The goal of this website is to slowly add more and more useful tools over time and fulfill some of the long standing needs of artists, hopefully making the process easier, more accessible, and more fun. I hope to help new artists more easily find the best software and learning resources, as well as create invaluable tools that even experts can benefit from. As the site grows we can take on more ambitious projects to fulfill the needs of the community.
In the early days of computers, memory and storage space were a valuable commodity. Old hardware had very little space, every possible bit had to be conserved. Screen resolutions were small, and could only display a limited amount of colors. Music was stored as a sequence of notes rather than a single audio file. Games and programs had a maximum amount of space they could use, and they had to work within that restriction. Games made for the Atari 2600 could only be 32 kilobytes in total, including graphics, sounds, programming, levels.
Some people might view these restrictions as inconvenient, something that can only hinder your creative process. But there are many benefits to creating art within restrictions. Sometimes they simply help your get over art blocks by giving you a place to start, or help you use a consistent style throughout a piece. They can also force you to think in ways you might not have before and find creative ways to represent your vision. Your goal changes from "how can I best depict this subject" to "how can I best depict this subject within these limitations". You start thinking about the design, and level of detail. You are forced to simplify and prioritize, and consider the piece as a whole. It changes the whole creative process and forces you to think about your art from a new angle.
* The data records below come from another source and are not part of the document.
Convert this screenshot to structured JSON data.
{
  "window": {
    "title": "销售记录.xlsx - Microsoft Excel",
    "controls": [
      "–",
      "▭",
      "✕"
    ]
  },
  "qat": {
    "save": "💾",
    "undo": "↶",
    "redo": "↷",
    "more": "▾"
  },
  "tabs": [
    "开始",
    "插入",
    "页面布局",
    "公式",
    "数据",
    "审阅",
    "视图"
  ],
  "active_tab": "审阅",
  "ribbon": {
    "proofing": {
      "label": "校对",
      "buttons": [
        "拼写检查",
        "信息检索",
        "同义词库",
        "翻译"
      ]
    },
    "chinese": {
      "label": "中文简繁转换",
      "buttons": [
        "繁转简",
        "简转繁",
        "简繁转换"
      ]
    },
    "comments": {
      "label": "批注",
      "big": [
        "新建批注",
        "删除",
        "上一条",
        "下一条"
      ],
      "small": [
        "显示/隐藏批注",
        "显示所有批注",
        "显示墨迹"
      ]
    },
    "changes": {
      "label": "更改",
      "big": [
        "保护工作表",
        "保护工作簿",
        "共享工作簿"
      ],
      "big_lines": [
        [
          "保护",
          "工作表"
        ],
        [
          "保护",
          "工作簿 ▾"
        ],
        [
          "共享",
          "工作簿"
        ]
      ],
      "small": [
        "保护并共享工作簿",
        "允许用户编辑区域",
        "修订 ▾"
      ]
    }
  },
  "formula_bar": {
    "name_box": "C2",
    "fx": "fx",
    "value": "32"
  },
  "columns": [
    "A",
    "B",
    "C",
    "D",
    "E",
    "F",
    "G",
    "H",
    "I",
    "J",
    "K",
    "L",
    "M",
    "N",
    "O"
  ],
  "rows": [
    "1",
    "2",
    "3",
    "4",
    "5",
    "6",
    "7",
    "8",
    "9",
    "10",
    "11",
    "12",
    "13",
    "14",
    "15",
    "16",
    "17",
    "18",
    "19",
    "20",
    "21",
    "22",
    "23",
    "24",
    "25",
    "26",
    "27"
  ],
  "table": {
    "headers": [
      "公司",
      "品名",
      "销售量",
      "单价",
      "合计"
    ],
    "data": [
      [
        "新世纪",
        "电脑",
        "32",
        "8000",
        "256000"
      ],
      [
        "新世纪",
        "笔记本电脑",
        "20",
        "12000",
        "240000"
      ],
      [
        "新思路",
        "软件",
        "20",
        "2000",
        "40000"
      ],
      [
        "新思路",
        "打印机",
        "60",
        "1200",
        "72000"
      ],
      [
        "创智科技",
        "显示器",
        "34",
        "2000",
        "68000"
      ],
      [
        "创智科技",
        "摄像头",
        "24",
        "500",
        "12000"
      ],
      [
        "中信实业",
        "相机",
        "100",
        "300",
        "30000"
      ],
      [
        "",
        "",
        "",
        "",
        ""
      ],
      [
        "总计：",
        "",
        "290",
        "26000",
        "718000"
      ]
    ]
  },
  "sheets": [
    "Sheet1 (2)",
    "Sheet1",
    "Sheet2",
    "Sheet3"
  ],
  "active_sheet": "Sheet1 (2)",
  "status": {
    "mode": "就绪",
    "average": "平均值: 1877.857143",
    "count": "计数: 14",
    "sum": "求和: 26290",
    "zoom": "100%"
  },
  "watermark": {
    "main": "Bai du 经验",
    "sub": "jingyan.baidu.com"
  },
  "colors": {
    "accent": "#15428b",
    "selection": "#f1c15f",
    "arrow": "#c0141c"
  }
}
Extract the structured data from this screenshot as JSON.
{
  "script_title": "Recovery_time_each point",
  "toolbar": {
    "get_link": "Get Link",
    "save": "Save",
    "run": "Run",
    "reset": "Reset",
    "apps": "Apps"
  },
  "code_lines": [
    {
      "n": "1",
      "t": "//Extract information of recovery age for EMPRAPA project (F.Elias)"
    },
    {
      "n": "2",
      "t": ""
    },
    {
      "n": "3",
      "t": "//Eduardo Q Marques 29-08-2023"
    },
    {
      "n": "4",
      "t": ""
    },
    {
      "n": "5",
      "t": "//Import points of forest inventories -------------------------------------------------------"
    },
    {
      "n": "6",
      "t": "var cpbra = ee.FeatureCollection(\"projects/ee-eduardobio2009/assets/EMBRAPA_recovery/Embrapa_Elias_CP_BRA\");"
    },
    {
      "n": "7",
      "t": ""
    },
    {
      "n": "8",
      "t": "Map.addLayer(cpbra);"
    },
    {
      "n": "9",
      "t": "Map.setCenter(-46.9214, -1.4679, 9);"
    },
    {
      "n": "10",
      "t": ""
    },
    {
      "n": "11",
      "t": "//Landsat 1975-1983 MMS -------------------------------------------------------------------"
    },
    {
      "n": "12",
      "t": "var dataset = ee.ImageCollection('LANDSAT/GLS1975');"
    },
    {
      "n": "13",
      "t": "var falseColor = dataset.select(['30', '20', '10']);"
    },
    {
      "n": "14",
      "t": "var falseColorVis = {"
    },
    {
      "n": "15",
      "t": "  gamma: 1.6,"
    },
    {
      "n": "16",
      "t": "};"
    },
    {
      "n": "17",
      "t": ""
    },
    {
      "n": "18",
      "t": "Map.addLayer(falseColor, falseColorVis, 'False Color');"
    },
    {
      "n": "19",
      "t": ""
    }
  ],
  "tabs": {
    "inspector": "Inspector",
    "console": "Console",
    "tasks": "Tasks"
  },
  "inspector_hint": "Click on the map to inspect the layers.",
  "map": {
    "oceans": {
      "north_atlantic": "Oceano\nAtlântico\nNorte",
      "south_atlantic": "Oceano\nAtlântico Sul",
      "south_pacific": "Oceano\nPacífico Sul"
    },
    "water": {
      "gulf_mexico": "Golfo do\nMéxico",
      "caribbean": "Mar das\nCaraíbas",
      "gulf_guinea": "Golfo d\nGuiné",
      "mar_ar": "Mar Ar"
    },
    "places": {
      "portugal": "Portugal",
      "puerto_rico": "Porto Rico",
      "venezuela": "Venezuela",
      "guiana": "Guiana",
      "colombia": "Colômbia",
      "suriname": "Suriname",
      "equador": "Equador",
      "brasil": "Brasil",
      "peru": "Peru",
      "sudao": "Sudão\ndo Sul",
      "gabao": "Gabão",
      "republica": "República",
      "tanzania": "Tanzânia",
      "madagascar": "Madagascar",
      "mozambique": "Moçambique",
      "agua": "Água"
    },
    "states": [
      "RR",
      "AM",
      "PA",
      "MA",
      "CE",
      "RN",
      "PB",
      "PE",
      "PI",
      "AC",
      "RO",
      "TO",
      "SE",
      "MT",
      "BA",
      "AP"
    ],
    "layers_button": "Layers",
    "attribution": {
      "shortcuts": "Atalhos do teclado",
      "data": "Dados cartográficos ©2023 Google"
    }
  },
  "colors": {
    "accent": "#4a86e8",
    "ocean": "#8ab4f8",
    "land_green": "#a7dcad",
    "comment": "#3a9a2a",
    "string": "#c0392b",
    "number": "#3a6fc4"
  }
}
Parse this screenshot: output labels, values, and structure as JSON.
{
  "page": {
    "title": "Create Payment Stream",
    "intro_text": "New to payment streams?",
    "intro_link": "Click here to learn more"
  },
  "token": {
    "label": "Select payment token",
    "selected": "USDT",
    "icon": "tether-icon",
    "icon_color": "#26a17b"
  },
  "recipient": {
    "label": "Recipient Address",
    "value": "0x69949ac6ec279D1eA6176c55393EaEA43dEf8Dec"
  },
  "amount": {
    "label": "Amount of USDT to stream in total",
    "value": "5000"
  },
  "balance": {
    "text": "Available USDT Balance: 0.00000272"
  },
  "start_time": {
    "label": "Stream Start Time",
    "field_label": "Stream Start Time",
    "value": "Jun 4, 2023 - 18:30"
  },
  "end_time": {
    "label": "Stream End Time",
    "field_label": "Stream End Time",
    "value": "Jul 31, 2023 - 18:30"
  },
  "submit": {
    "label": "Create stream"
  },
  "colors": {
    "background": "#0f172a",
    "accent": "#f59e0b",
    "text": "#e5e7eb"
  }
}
The process of creating pixel art is completely different from even similar art forms like digital painting.
Some artists may impose restrictions upon themselves purposefully just to take advantage of these benefits. Some restrictions are just a result of that art form, like the canvas size of a painting or material of a sculpture. In Digitally Restrictive Art, the restrictions are brought on by the fact that they are stored digitally and is usually based on how the data is saved.
My name is Sam Keddy. I've been making pixel art since I was in middle school, over 10 years ago now. I started by making simple sprite edits and small tiles, posting them on a spriting forum. Soon I found Pixel Joint, where I spent a lot of time viewing, critiquing, creating, discussing and learning about pixel art. I've learned a lot along the way, and while I know there's still a lot I could improve on, I have many other hobbies as well. I also got into web design at a young age, teaching myself using online resources. And with creating websites came the necessity to learn graphic design. I've created many websites over the years, including at least 10 variations of my personal website, but none have I been as passionate about as Lospec. I want to use my collection of skills to make the Lospec the best it can be, and I hope it never stops growing.